Content starts
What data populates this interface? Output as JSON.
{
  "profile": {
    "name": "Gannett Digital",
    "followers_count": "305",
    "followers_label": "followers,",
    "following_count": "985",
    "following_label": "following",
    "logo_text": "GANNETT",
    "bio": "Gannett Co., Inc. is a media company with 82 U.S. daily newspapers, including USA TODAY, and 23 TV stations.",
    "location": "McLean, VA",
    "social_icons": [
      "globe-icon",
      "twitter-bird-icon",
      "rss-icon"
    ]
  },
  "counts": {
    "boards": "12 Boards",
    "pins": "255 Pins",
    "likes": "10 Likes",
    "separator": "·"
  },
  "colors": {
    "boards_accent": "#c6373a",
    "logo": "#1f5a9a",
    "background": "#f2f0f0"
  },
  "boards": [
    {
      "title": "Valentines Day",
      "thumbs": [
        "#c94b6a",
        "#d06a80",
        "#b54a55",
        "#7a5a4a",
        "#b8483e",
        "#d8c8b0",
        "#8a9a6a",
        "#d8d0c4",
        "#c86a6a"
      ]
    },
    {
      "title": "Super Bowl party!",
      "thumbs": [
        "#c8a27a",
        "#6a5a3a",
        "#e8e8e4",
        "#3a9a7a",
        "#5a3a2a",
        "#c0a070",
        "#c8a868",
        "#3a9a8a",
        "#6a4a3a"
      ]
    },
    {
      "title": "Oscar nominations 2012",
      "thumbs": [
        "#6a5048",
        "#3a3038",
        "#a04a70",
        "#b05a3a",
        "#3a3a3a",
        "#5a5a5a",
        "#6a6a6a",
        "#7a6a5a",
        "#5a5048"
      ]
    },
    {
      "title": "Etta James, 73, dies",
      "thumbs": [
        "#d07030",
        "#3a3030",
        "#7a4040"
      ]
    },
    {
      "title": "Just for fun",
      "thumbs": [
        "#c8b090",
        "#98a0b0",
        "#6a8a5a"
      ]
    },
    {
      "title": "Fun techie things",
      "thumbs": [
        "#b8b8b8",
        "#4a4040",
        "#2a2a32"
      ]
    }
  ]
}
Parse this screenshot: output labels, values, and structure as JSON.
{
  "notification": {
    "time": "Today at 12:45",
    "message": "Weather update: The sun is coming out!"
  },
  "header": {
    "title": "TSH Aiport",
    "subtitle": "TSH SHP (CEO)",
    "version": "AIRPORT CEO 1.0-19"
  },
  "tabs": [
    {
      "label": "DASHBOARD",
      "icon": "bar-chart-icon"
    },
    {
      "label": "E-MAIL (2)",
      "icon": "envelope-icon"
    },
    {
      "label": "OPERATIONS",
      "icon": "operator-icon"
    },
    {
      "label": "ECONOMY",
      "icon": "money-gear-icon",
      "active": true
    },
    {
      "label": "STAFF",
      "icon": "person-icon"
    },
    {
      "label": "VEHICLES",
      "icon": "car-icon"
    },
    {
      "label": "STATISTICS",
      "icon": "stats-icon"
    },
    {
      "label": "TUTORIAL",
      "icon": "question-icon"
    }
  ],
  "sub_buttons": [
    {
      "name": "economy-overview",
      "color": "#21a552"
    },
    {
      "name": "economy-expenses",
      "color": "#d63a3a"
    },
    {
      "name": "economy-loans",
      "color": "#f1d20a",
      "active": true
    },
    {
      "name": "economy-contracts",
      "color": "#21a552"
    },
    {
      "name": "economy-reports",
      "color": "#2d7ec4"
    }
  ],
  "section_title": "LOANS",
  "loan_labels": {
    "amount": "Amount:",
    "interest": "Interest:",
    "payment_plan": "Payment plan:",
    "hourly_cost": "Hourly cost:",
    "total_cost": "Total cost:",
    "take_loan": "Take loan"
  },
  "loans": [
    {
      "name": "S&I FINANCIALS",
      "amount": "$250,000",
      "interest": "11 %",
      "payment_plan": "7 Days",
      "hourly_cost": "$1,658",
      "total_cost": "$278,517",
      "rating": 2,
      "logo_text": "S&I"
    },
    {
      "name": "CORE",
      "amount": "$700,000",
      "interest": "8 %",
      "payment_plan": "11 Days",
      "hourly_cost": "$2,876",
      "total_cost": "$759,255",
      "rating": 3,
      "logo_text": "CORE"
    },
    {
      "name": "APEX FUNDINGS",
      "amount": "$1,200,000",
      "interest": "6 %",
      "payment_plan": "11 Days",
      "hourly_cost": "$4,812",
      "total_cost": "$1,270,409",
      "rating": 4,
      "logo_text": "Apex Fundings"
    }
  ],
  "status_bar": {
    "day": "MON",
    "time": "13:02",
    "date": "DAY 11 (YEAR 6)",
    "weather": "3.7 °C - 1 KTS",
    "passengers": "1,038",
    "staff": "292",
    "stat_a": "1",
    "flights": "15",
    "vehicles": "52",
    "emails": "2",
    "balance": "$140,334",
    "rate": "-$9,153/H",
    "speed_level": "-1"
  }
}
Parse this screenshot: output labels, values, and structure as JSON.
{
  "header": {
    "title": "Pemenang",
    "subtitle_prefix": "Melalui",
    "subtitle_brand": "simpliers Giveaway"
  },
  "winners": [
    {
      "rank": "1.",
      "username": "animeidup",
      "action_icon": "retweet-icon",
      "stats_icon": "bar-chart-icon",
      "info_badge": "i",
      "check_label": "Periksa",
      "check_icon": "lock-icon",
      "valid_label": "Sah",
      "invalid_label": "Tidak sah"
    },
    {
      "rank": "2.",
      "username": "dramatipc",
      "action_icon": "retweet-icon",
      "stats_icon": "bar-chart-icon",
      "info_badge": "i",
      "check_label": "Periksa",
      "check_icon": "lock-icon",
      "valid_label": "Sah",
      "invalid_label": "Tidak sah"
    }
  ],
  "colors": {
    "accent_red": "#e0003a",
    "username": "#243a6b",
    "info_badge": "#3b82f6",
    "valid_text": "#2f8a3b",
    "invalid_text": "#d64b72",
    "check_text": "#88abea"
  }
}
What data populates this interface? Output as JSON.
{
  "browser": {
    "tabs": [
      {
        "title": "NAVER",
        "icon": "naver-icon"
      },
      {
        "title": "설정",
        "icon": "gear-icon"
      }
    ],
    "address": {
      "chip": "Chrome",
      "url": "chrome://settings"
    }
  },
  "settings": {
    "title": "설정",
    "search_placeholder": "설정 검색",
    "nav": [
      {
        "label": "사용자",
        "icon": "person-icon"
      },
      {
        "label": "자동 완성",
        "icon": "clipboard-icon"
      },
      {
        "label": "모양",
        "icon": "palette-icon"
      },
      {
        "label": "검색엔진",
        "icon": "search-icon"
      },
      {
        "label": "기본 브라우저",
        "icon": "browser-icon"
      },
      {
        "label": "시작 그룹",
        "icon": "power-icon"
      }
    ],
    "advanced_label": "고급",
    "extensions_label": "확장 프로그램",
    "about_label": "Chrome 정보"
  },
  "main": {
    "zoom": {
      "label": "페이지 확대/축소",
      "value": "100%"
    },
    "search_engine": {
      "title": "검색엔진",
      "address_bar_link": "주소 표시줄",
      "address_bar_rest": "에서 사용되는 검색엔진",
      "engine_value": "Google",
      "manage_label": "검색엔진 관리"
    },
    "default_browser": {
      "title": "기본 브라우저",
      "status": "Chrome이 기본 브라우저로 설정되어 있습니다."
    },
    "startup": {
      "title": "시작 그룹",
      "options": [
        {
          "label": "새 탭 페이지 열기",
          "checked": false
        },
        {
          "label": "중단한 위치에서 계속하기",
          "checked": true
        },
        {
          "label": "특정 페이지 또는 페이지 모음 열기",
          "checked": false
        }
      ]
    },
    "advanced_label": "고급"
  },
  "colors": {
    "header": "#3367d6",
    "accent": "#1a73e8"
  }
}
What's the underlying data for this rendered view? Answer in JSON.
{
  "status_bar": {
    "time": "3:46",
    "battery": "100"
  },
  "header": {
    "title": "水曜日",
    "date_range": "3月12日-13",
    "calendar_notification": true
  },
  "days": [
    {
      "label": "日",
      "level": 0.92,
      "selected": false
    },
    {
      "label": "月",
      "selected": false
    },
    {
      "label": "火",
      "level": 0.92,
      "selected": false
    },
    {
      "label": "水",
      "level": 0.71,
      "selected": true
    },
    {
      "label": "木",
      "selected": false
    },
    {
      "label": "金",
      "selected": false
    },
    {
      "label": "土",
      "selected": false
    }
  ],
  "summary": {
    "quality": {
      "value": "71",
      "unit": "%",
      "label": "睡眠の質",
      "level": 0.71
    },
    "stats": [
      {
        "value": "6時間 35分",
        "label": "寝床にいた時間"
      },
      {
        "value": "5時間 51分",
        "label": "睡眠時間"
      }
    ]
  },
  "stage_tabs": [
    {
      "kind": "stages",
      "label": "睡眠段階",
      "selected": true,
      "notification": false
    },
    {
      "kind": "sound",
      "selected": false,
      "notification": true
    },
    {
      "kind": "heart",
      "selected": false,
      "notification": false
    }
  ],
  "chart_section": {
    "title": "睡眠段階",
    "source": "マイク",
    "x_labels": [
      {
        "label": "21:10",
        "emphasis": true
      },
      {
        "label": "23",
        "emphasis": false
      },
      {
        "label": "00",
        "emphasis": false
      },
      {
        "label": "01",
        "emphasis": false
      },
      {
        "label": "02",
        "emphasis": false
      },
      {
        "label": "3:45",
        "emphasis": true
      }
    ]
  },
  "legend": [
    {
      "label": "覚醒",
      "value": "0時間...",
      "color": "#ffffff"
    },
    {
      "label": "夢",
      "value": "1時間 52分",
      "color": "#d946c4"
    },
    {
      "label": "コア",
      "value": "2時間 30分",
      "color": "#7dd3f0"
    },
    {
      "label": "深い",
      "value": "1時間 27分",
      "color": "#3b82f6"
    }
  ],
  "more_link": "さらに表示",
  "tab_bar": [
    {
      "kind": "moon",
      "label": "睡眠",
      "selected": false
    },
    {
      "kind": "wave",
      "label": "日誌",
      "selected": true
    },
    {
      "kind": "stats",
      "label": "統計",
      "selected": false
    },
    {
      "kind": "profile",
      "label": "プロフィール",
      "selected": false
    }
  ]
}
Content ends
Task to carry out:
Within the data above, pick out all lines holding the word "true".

Answer section:
      "active": true
      "active": true
          "checked": true
    "calendar_notification": true
      "selected": true
      "selected": true,
      "notification": true
        "emphasis": true
        "emphasis": true
      "selected": true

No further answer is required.